What you should do: Each line of the data below holding the word "주간예보" must be copied.

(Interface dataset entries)
──────────
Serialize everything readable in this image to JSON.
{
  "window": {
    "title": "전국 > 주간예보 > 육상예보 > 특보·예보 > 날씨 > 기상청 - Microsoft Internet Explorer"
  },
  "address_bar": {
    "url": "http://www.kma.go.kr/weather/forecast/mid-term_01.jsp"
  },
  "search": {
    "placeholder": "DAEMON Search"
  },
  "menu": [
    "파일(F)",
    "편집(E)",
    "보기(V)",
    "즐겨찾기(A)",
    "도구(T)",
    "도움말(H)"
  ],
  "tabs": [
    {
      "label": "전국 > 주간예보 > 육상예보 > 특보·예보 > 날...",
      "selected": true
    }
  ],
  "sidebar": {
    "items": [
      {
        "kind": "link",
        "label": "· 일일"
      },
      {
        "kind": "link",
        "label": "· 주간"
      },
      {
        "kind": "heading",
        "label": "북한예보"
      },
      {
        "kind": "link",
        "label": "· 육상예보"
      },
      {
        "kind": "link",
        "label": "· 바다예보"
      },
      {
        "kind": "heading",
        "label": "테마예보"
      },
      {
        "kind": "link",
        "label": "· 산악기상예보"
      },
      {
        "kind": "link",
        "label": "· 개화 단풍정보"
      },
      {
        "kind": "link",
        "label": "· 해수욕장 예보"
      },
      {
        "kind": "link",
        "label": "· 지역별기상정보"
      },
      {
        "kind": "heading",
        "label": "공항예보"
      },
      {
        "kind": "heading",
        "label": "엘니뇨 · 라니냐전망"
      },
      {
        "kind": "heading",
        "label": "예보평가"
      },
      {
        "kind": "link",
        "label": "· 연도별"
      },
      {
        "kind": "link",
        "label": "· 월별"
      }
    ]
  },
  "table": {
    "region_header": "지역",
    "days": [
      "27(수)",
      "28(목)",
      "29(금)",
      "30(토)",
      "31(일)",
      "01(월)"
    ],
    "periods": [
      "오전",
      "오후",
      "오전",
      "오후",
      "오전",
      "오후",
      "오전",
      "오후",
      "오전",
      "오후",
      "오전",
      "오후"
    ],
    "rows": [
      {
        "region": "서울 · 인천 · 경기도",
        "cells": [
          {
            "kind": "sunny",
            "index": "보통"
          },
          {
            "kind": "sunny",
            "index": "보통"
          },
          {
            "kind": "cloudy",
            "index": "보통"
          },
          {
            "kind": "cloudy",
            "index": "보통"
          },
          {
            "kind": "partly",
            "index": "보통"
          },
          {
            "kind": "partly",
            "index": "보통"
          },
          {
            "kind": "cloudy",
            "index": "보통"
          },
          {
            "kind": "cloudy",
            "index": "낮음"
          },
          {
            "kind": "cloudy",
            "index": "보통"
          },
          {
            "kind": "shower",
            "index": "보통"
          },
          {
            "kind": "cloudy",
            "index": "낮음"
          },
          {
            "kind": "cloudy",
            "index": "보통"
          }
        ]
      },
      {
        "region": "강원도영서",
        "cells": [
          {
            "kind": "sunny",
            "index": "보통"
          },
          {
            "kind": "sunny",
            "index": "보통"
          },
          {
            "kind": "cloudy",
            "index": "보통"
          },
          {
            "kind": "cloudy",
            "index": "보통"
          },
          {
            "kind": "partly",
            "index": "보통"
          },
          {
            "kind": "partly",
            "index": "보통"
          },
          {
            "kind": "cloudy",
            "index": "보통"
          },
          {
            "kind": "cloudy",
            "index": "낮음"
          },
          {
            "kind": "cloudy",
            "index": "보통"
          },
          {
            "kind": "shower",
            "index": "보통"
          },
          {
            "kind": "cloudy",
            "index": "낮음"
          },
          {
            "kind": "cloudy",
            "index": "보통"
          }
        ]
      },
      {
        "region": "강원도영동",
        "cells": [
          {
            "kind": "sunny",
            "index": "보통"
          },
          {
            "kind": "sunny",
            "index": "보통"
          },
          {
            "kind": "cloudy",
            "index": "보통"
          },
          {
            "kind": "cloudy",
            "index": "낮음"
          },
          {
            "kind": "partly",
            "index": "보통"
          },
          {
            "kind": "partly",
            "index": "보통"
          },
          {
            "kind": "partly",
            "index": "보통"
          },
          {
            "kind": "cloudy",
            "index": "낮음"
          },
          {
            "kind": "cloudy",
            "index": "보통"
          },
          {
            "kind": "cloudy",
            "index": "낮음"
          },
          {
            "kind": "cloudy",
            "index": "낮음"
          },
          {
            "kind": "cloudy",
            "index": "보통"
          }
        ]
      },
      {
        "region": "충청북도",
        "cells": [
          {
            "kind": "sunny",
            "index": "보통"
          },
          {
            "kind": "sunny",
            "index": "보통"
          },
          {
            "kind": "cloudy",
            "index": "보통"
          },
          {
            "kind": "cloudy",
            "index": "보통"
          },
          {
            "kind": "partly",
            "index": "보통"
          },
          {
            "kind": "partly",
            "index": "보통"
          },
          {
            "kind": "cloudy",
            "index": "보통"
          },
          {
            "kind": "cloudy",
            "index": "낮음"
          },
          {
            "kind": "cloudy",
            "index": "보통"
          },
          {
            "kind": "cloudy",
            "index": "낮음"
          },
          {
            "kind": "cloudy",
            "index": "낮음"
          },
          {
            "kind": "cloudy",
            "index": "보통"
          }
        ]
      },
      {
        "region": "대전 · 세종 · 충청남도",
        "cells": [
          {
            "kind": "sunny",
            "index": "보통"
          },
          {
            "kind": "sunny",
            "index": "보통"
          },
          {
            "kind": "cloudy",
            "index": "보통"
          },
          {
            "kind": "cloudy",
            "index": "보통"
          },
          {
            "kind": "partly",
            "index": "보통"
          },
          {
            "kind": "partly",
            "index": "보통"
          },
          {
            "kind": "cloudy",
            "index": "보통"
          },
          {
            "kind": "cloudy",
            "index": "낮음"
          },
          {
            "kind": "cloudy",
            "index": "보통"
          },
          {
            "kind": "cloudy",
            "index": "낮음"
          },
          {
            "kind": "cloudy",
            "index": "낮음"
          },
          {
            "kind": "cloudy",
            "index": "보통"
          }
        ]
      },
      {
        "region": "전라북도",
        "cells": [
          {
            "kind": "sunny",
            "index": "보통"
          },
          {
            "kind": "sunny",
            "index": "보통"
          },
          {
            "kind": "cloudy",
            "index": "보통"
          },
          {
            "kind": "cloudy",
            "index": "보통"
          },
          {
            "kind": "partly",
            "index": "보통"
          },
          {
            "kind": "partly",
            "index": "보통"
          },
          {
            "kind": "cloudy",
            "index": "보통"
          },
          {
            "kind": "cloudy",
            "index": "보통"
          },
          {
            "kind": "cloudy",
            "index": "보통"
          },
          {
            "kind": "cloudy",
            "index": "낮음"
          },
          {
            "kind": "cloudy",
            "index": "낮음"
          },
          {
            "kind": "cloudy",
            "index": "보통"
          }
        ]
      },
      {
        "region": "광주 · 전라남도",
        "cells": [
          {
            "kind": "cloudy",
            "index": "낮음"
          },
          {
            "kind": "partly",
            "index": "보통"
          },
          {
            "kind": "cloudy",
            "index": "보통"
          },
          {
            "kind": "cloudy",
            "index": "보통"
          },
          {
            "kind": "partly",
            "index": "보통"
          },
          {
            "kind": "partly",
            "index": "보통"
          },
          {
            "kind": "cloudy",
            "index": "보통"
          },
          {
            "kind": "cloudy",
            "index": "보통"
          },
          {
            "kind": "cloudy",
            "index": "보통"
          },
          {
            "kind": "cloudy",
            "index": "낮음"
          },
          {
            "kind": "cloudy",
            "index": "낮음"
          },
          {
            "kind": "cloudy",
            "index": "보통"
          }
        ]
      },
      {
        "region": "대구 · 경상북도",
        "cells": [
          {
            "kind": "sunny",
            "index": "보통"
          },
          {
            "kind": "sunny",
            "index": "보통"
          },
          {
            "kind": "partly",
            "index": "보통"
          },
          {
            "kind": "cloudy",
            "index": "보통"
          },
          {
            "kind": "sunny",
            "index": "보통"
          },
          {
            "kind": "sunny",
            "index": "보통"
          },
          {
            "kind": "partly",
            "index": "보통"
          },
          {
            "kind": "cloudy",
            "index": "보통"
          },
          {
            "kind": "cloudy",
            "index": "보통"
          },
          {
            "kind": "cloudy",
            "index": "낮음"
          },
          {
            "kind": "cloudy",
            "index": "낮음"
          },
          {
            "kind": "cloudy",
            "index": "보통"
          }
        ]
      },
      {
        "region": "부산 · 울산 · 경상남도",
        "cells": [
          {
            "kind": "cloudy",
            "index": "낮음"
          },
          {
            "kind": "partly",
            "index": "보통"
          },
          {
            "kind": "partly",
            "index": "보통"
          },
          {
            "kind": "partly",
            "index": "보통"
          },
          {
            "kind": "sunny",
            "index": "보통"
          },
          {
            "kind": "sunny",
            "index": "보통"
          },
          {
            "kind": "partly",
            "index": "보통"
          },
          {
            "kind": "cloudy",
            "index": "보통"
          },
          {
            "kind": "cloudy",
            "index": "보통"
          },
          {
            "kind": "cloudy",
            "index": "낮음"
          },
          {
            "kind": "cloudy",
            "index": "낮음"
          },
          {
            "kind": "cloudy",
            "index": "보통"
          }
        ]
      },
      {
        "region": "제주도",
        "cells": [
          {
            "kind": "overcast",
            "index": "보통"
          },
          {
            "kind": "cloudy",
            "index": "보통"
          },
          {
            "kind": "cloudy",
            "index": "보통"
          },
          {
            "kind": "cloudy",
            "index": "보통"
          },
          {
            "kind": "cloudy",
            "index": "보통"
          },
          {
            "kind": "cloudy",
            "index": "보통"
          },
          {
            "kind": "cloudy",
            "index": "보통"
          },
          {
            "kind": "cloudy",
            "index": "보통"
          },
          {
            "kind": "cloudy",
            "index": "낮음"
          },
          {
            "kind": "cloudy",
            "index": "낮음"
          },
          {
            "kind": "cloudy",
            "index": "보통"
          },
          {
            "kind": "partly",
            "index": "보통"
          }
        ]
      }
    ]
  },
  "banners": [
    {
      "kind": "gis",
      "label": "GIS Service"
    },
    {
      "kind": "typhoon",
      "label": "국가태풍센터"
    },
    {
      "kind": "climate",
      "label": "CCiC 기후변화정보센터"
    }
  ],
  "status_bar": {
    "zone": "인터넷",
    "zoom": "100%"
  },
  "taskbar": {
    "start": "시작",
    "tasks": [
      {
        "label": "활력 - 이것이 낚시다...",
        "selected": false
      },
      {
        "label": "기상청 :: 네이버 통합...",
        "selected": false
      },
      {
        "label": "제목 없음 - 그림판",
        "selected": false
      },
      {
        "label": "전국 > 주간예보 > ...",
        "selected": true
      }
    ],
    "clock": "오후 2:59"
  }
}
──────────
The answer:
    "title": "전국 > 주간예보 > 육상예보 > 특보·예보 > 날씨 > 기상청 - Microsoft Internet Explorer"
      "label": "전국 > 주간예보 > 육상예보 > 특보·예보 > 날...",
        "label": "전국 > 주간예보 > ...",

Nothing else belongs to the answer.